(Dataset rows describing interfaces)
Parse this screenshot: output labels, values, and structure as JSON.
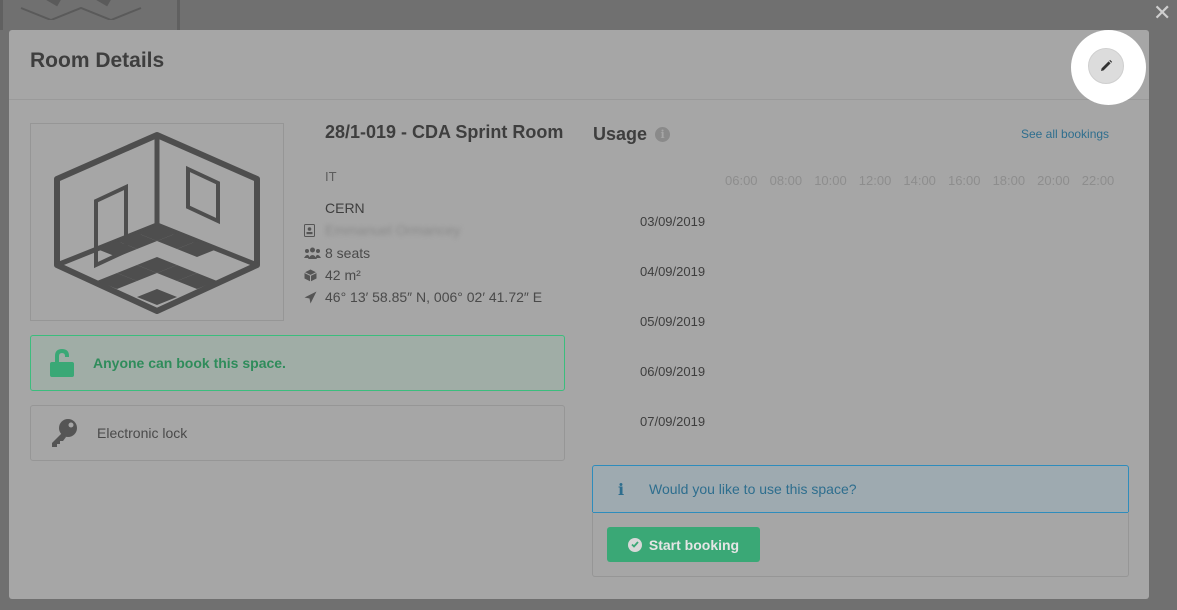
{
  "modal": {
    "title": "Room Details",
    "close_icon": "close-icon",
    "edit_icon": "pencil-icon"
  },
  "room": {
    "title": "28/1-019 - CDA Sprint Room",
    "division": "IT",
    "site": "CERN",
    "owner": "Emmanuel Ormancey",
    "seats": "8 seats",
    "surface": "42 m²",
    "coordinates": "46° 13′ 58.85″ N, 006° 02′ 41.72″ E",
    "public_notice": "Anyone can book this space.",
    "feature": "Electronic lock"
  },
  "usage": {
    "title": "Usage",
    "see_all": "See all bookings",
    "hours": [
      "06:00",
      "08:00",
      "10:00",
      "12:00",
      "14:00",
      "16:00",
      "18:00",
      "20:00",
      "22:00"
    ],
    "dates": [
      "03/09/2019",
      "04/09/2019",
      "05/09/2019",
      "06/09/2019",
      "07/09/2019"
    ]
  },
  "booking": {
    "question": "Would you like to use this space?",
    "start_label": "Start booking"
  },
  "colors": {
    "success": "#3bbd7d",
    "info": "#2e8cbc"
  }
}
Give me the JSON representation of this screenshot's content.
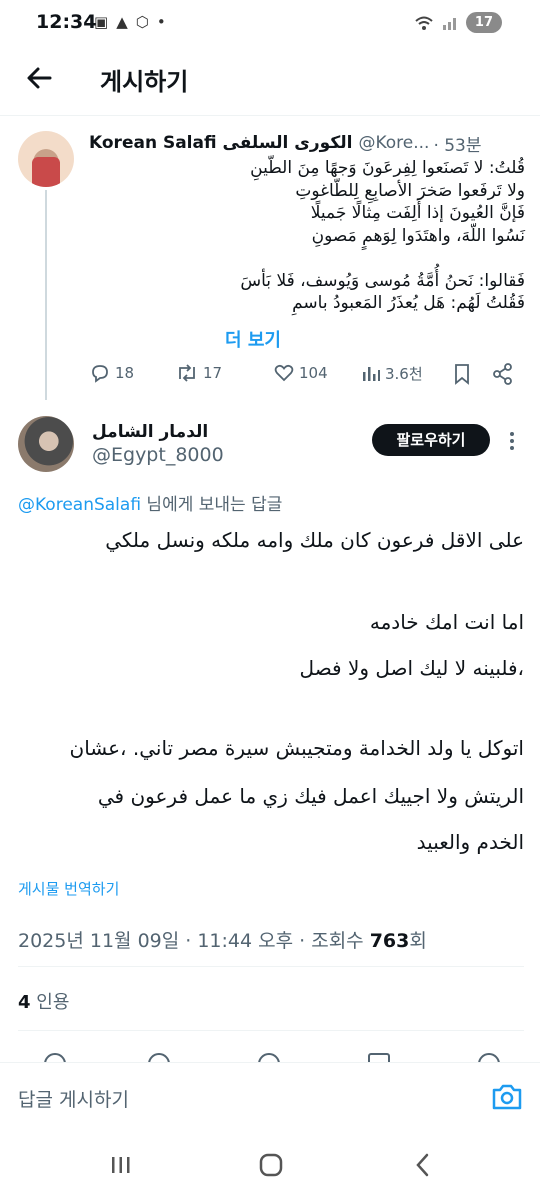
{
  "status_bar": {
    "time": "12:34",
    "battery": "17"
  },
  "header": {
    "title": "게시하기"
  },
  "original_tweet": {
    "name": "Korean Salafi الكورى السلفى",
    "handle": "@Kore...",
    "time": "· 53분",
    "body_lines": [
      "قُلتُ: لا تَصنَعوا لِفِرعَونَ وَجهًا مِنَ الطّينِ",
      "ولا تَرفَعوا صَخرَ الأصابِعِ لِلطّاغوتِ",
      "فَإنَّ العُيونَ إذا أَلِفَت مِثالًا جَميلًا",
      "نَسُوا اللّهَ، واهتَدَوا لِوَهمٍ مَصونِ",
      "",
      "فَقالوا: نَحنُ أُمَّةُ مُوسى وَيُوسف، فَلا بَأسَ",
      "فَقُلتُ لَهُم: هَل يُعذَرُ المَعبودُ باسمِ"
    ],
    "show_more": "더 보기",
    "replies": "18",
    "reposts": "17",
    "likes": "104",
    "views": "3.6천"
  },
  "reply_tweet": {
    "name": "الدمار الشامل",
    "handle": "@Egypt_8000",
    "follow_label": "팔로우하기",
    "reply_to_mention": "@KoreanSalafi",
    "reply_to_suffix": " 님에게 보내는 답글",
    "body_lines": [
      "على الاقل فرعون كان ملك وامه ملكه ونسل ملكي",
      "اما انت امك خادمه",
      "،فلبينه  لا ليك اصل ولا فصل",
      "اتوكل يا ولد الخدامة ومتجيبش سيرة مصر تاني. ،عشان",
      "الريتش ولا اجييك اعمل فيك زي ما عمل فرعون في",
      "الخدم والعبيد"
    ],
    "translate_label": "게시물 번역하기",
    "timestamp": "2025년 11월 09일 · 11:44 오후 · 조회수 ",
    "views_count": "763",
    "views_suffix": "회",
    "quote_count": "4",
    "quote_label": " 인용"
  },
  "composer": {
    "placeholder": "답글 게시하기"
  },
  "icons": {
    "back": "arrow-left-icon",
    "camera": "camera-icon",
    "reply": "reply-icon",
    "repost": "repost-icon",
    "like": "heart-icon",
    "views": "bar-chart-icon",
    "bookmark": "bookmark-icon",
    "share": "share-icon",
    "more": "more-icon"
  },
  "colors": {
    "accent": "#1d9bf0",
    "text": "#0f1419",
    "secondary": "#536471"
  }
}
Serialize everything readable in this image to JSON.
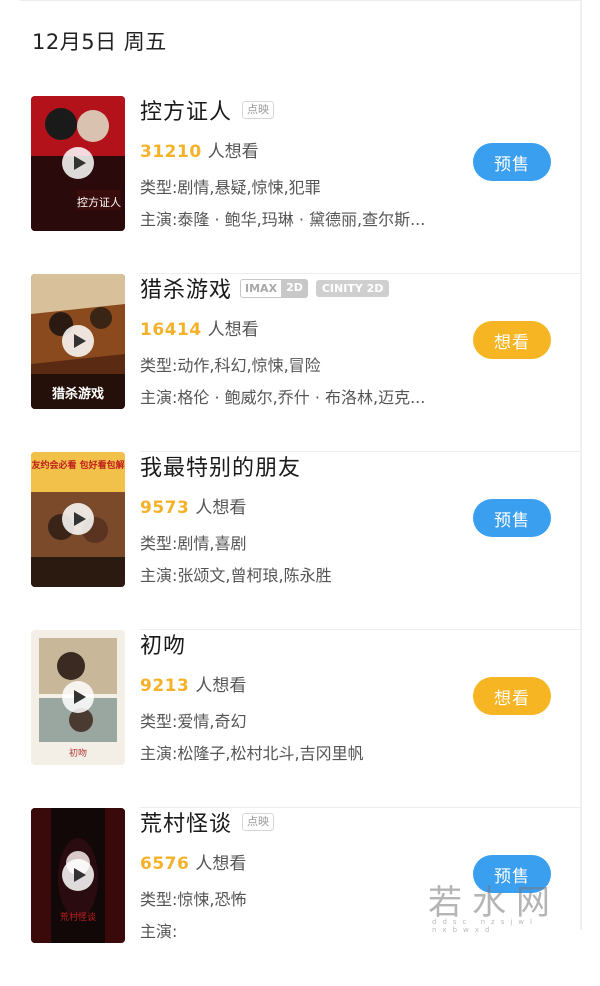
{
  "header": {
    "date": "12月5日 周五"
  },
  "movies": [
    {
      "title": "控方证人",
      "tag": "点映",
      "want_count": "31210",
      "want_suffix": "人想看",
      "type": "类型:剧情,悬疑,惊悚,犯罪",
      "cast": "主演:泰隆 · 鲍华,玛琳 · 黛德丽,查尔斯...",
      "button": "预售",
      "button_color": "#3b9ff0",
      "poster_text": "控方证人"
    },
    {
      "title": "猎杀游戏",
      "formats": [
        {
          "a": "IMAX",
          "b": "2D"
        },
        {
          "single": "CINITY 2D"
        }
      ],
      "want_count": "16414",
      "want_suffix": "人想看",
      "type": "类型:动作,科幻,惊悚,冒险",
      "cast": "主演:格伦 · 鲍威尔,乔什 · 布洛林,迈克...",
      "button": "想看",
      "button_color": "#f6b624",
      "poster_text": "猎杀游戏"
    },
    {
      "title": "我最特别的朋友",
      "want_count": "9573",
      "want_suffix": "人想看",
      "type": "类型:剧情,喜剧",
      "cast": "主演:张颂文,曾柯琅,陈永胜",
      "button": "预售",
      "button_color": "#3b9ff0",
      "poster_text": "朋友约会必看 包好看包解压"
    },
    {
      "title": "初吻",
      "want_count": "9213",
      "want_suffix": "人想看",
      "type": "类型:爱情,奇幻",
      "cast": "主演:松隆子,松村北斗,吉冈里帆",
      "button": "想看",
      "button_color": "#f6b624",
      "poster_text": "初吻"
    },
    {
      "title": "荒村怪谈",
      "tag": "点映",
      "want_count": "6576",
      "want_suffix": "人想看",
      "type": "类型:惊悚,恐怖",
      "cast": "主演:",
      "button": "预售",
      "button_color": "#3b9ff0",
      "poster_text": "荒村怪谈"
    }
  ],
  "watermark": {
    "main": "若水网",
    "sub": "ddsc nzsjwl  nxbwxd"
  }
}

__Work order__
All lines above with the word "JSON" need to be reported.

__Task solution__
Parse this screenshot: output labels, values, and structure as JSON.
Give me the JSON representation of this screenshot's content.
Serialize everything readable in this image to JSON.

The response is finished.